In a discovery that upends a longstanding tenet of human biology, University of Utah School of Medicine researchers have shown that a key process in gene regulation can occur in human platelets, unique cells that are unusual because they don't have a nucleus (anucleate).
Scientists long have thought the transformation of pre-mRNA into mature mRNA--called splicing--happens only in a cell's nucleus. But using stem cells from human umbilical cord blood to engineer the precursor cell that forms platelets and platelets isolated from the blood of study subjects, the Utah researchers found that splicing also takes place in the cytoplasm of circulating platelets.
The U researchers, who report their findings in the Aug. 12 edition of Cell, also identified the pre-mRNA in blood platelets that codes for Interleukin 1â (IL-1â), a key protein in an ancient molecular system that plays major roles in inflammation, defense against infection, organ development, and disease. When blood platelets are activated through biochemical signals in response to injury, the IL-1â pre-mRNA is processed into the mature mRNA and then directs production of the critical inflammatory protein.
Finding that platelets can splice the IL-1â pre-mRNA was completely unexpected and emerged while the researchers were engaged in earlier studies of how platelets communicate with certain leukocytes (white blood cells). During that investigation they found evidence of platelets making new proteins, which led them to pursue the mechanisms that are involved, said Guy A. Zimmerman, M.D., professor of internal medicine and one of the study's co-authors.
"The idea that blood platelets could make proteins without having a nucleus had been thought heretical," said Zimmerman, who also heads the U's Program in Human Molecular Biology and Genetics at the Eccles Institute of Human Genetics. "To find that splicing takes place outside the nucleus has potential implications beyond the platelet. It suggests that, under the right circumstances, splicing can take place a long way from the usual command and control mechanisms (nucleus), and that opens new possibilities for where this key process could occur in other cells types."

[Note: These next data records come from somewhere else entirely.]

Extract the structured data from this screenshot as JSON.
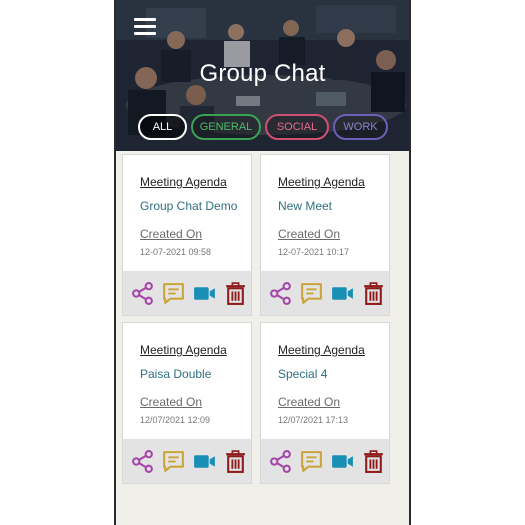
{
  "header": {
    "title": "Group Chat"
  },
  "tabs": [
    {
      "label": "ALL"
    },
    {
      "label": "GENERAL"
    },
    {
      "label": "SOCIAL"
    },
    {
      "label": "WORK"
    }
  ],
  "cards": [
    {
      "label": "Meeting Agenda",
      "name": "Group Chat Demo",
      "created_label": "Created On",
      "date": "12-07-2021 09:58"
    },
    {
      "label": "Meeting Agenda",
      "name": "New Meet",
      "created_label": "Created On",
      "date": "12-07-2021 10:17"
    },
    {
      "label": "Meeting Agenda",
      "name": "Paisa Double",
      "created_label": "Created On",
      "date": "12/07/2021 12:09"
    },
    {
      "label": "Meeting Agenda",
      "name": "Special 4",
      "created_label": "Created On",
      "date": "12/07/2021 17:13"
    }
  ],
  "icons": {
    "share": "share-icon",
    "chat": "chat-icon",
    "video": "video-call-icon",
    "delete": "trash-icon"
  },
  "colors": {
    "share": "#a447a8",
    "chat": "#c9a63a",
    "video": "#1a8fb6",
    "delete": "#8e1c1c",
    "card_name": "#2e6f7f"
  }
}
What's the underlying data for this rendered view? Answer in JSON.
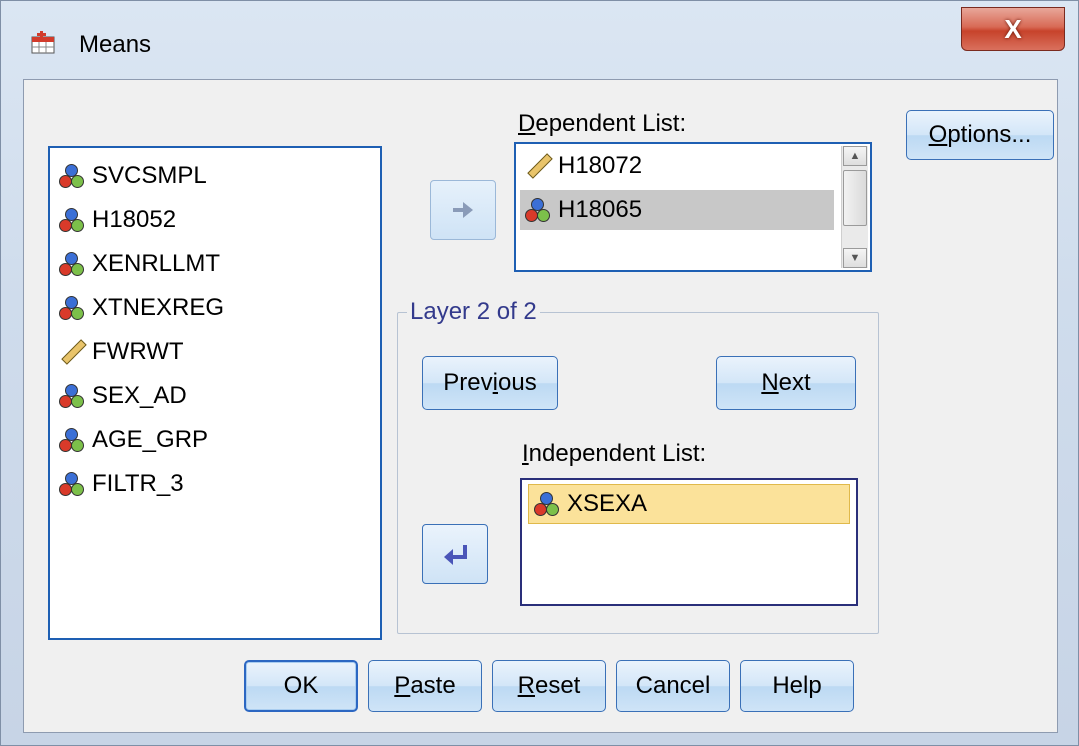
{
  "window": {
    "title": "Means",
    "close_label": "X"
  },
  "source_list": {
    "items": [
      {
        "label": "SVCSMPL",
        "icon": "nominal-variable-icon"
      },
      {
        "label": "H18052",
        "icon": "nominal-variable-icon"
      },
      {
        "label": "XENRLLMT",
        "icon": "nominal-variable-icon"
      },
      {
        "label": "XTNEXREG",
        "icon": "nominal-variable-icon"
      },
      {
        "label": "FWRWT",
        "icon": "scale-variable-icon"
      },
      {
        "label": "SEX_AD",
        "icon": "nominal-variable-icon"
      },
      {
        "label": "AGE_GRP",
        "icon": "nominal-variable-icon"
      },
      {
        "label": "FILTR_3",
        "icon": "nominal-variable-icon"
      }
    ]
  },
  "dependent": {
    "label": "Dependent List:",
    "items": [
      {
        "label": "H18072",
        "icon": "scale-variable-icon"
      },
      {
        "label": "H18065",
        "icon": "nominal-variable-icon",
        "selected": true
      }
    ]
  },
  "layer": {
    "title": "Layer 2 of 2",
    "previous_label": "Previous",
    "next_label": "Next"
  },
  "independent": {
    "label": "Independent List:",
    "items": [
      {
        "label": "XSEXA",
        "icon": "nominal-variable-icon",
        "selected": true
      }
    ]
  },
  "buttons": {
    "options": "Options...",
    "ok": "OK",
    "paste": "Paste",
    "reset": "Reset",
    "cancel": "Cancel",
    "help": "Help"
  },
  "colors": {
    "selection_gray": "#c8c8c8",
    "selection_yellow": "#fbe29a",
    "list_border": "#1e5fb3",
    "group_title": "#333a8c"
  }
}
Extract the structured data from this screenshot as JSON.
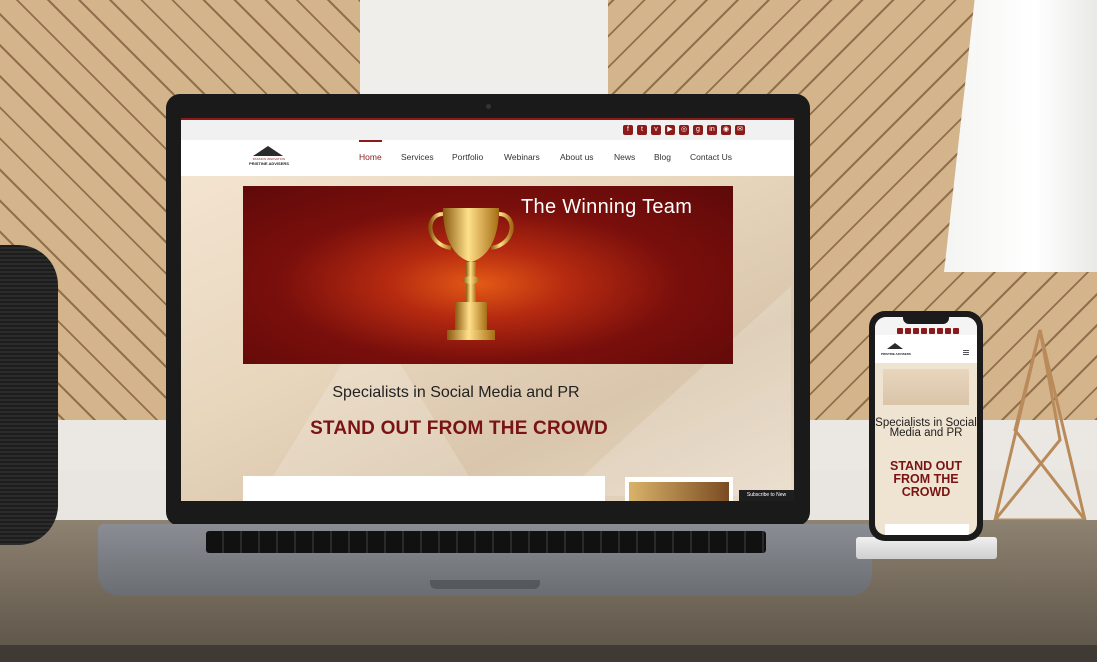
{
  "site": {
    "logo": {
      "tagline": "PASSION INNOVATION",
      "name": "PRISTINE ADVISERS"
    },
    "social_icons": [
      "f",
      "t",
      "v",
      "▶",
      "◎",
      "g",
      "in",
      "◉",
      "✉"
    ],
    "nav": {
      "items": [
        "Home",
        "Services",
        "Portfolio",
        "Webinars",
        "About us",
        "News",
        "Blog",
        "Contact Us"
      ],
      "active": "Home"
    },
    "banner": {
      "title": "The Winning Team"
    },
    "tagline": "Specialists in Social Media and PR",
    "headline": "STAND OUT FROM THE CROWD",
    "subscribe_button": "Subscribe to New"
  },
  "mobile": {
    "tagline": "Specialists in Social Media and PR",
    "headline": "STAND OUT FROM THE CROWD"
  },
  "colors": {
    "brand": "#8b1a1a",
    "headline": "#7a1414"
  }
}
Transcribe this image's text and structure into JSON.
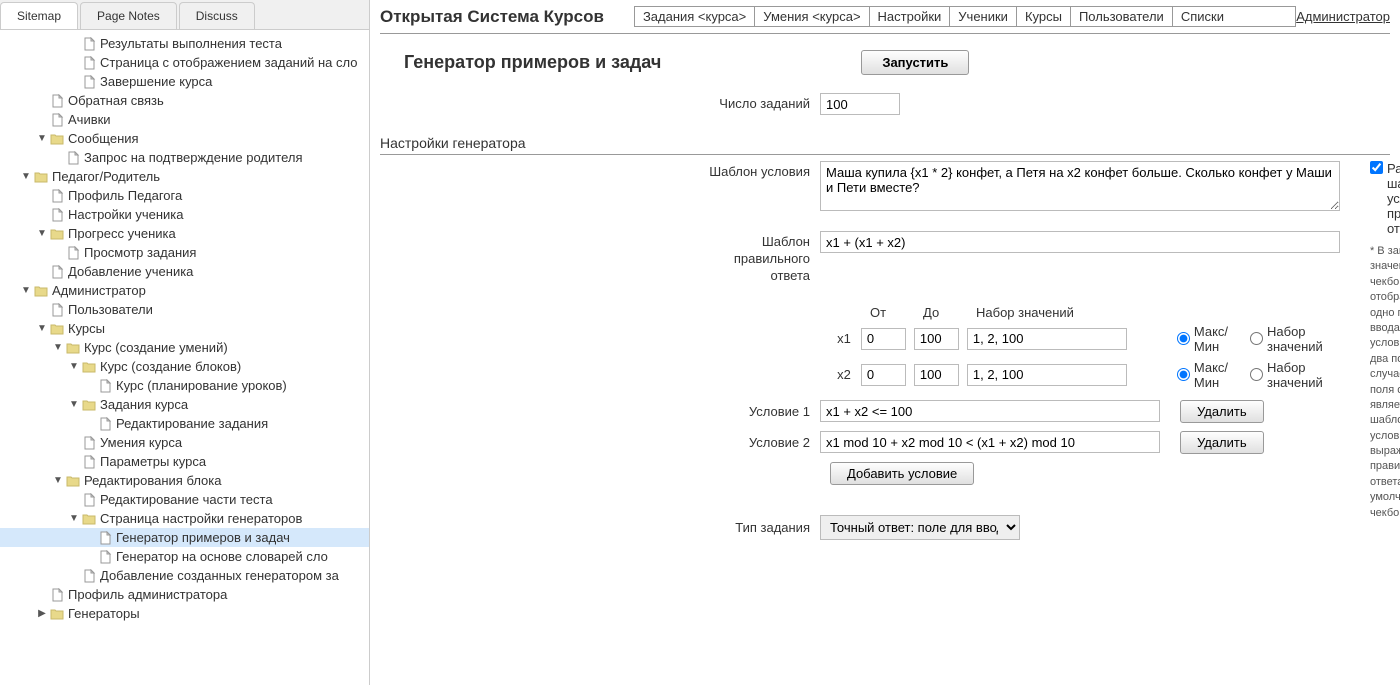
{
  "tabs": {
    "sitemap": "Sitemap",
    "pagenotes": "Page Notes",
    "discuss": "Discuss"
  },
  "tree": {
    "n0": "Результаты выполнения теста",
    "n1": "Страница с отображением заданий на сло",
    "n2": "Завершение курса",
    "n3": "Обратная связь",
    "n4": "Ачивки",
    "n5": "Сообщения",
    "n6": "Запрос на подтверждение родителя",
    "n7": "Педагог/Родитель",
    "n8": "Профиль Педагога",
    "n9": "Настройки ученика",
    "n10": "Прогресс ученика",
    "n11": "Просмотр задания",
    "n12": "Добавление ученика",
    "n13": "Администратор",
    "n14": "Пользователи",
    "n15": "Курсы",
    "n16": "Курс (создание умений)",
    "n17": "Курс (создание блоков)",
    "n18": "Курс (планирование уроков)",
    "n19": "Задания курса",
    "n20": "Редактирование задания",
    "n21": "Умения курса",
    "n22": "Параметры курса",
    "n23": "Редактирования блока",
    "n24": "Редактирование части теста",
    "n25": "Страница настройки генераторов",
    "n26": "Генератор примеров и задач",
    "n27": "Генератор на основе словарей сло",
    "n28": "Добавление созданных генератором за",
    "n29": "Профиль администратора",
    "n30": "Генераторы"
  },
  "header": {
    "app_title": "Открытая Система Курсов",
    "links": [
      "Задания <курса>",
      "Умения <курса>",
      "Настройки",
      "Ученики",
      "Курсы",
      "Пользователи",
      "Списки"
    ],
    "admin": "Администратор"
  },
  "page": {
    "title": "Генератор примеров и задач",
    "run": "Запустить",
    "count_label": "Число заданий",
    "count_value": "100",
    "gen_settings": "Настройки генератора",
    "template_label": "Шаблон условия",
    "template_value": "Маша купила {x1 * 2} конфет, а Петя на x2 конфет больше. Сколько конфет у Маши и Пети вместе?",
    "answer_label": "Шаблон правильного ответа",
    "answer_value": "x1 + (x1 + x2)",
    "separate_check": "Раздельные шаблоны условия и правильного ответа",
    "hint": "* В заивимости от значения чекбокса отображать либо одно поля для ввода шаблона условия. Либо два поля. В случае одного поля оно является шаблоном условия и выражением для правильного ответа. По умолчанию чекбокс сброшен.",
    "col_from": "От",
    "col_to": "До",
    "col_set": "Набор значений",
    "x1": "x1",
    "x2": "x2",
    "x1_from": "0",
    "x1_to": "100",
    "x1_set": "1, 2, 100",
    "x2_from": "0",
    "x2_to": "100",
    "x2_set": "1, 2, 100",
    "radio_minmax": "Макс/Мин",
    "radio_set": "Набор значений",
    "cond1_label": "Условие 1",
    "cond1_value": "x1 + x2 <= 100",
    "cond2_label": "Условие 2",
    "cond2_value": "x1 mod 10 + x2 mod 10 < (x1 + x2) mod 10",
    "delete": "Удалить",
    "add_cond": "Добавить условие",
    "type_label": "Тип задания",
    "type_value": "Точный ответ: поле для ввода"
  }
}
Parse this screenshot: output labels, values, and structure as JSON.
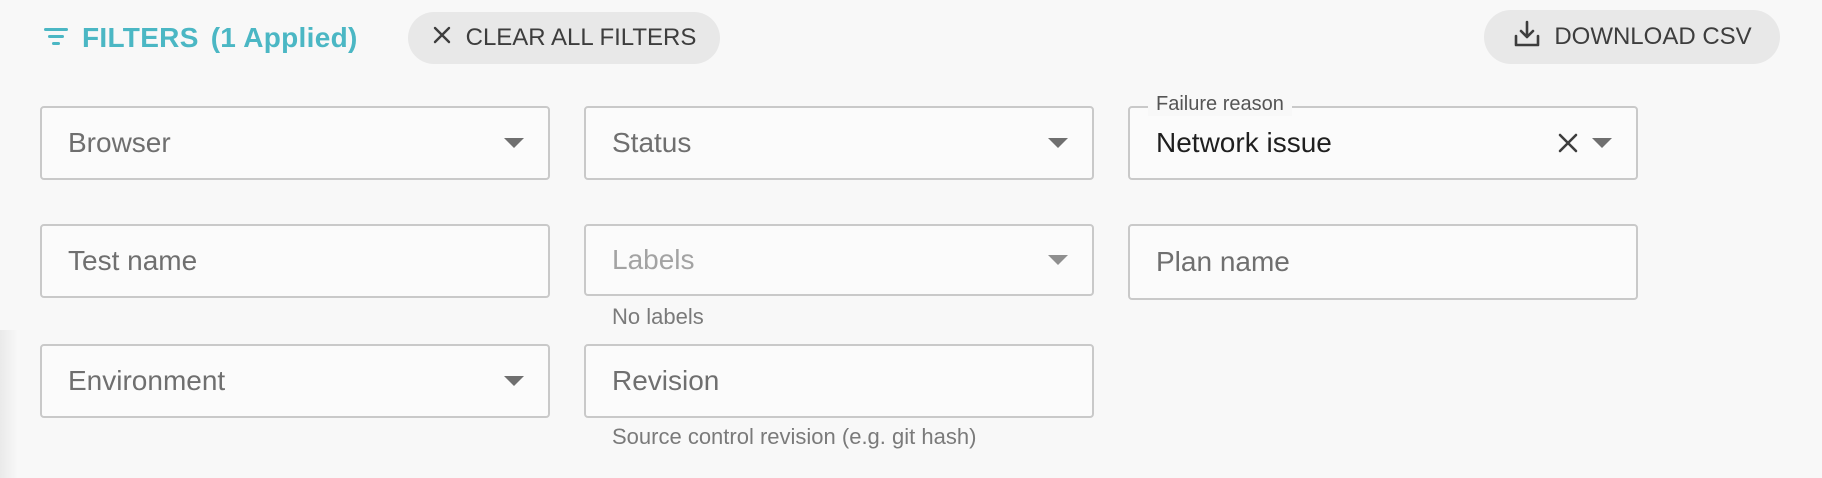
{
  "header": {
    "filters_label": "FILTERS",
    "applied_count": "(1 Applied)",
    "clear_all_label": "CLEAR ALL FILTERS",
    "download_label": "DOWNLOAD CSV",
    "accent_color": "#4bb7c4",
    "icons": {
      "filters": "filter-lines-icon",
      "clear": "close-icon",
      "download": "download-tray-icon"
    }
  },
  "filters": {
    "browser": {
      "placeholder": "Browser",
      "type": "select"
    },
    "status": {
      "placeholder": "Status",
      "type": "select"
    },
    "failure_reason": {
      "label": "Failure reason",
      "value": "Network issue",
      "type": "select"
    },
    "test_name": {
      "placeholder": "Test name",
      "type": "text"
    },
    "labels": {
      "placeholder": "Labels",
      "helper": "No labels",
      "type": "select",
      "disabled": true
    },
    "plan_name": {
      "placeholder": "Plan name",
      "type": "text"
    },
    "environment": {
      "placeholder": "Environment",
      "type": "select"
    },
    "revision": {
      "placeholder": "Revision",
      "helper": "Source control revision (e.g. git hash)",
      "type": "text"
    }
  }
}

Zimmerman theorizes that splicing outside the nucleus is one of a number of intricate ways the body maintains more precise control over gene expression. Many of these control mechanisms are just coming to light.
Platelets are abundant cells that circulate in human blood and have many functions. Their primary role is to form "plugs" that stop bleeding from injured blood vessels. They also release factors that promote tissue repair and mediate inflammation. But when platelets malfunction, they can cause clots that are not required to repair injury and that then contribute to life-threatening disease, such as blocking of arteries that supply the heart; when blood has too few platelets and clotting is impaired, hemorrhaging can occur.
Blood platelets are formed in bone marrow when a parent cell, a megakaryocyte, sends out arm-like extensions called proplatelets. Platelets bud off from these extensions, separating from the cell body and nucleus, and mature platelets then enter the bloodstream.
Andrew S. Weyrich, Ph.D., research associate professor of internal medicine and the study's corresponding author, devised a way to induce stem cells to turn into megakaryocytes that could be grown in the laboratory.
Platelets are among the few cells that don't have a nucleus; for this reason they were thought incapable of turning on genes and synthesizing proteins. But Weyrich and Zimmerman and have shown in recent work that blood platelets contain many messenger RNAs (mRNAs). mRNAs are the molecules that translate the genetic information from DNA and direct the synthesis of proteins.
The genetic information that mRNAs translate to produce proteins is contained in DNA. The process of transcription encodes this information into pre-mRNAs that are acted on by a complex of molecules called the spliceosome. Along with the necessary genetic information, pre-mRNAs also contain sequences of code not needed for making proteins. These unnecessary sequences are excised during splicing. When all the unnecessary sequences have been spliced out, the spliceosome reassembles the mRNA into its mature form with only the genetic information needed to produce a protein.
In all cases prior to this study, splicing had taken place in the nucleus, after which the mature mRNA leaves the nucleus to direct production of the protein in the surrounding cytoplasm.
Identifying how the pre-mRNA matures to direct production of the IL-1â inflammatory protein sheds light on the role of platelets in both defending against injury and infection and contributing to disease, according to Zimmerman. IL-1â induces inflammatory responses in a number of other cells, and in particular, certain leukocytes and the endothelial cells that line blood vessels. In response to IL-1â, endothelial cells make factors that attract inflammatory cells and contribute to clot formation. But if the production of IL-1â goes haywire, it can cause disease, such as blocking arteries by depositing leukocytes and inducing clots that stop blood flow.
The discoveries have immediate clinical relevance, according to Zimmerman.
"This gives new insight into how disease mechanisms work," he said. "If we could learn how to interrupt it, we might be able to turn down the inflammatory process."
Melvin M. Denis, who was an M.D.-Ph.D. student at the U medical school when he died in an avalanche last year, and Neal D. Tolley, of the Eccles Institute of Human Genetics, are co-first authors of the study. Other investigators on the Utah research team, directed by Weyrich and Zimmerman, also made major contributions.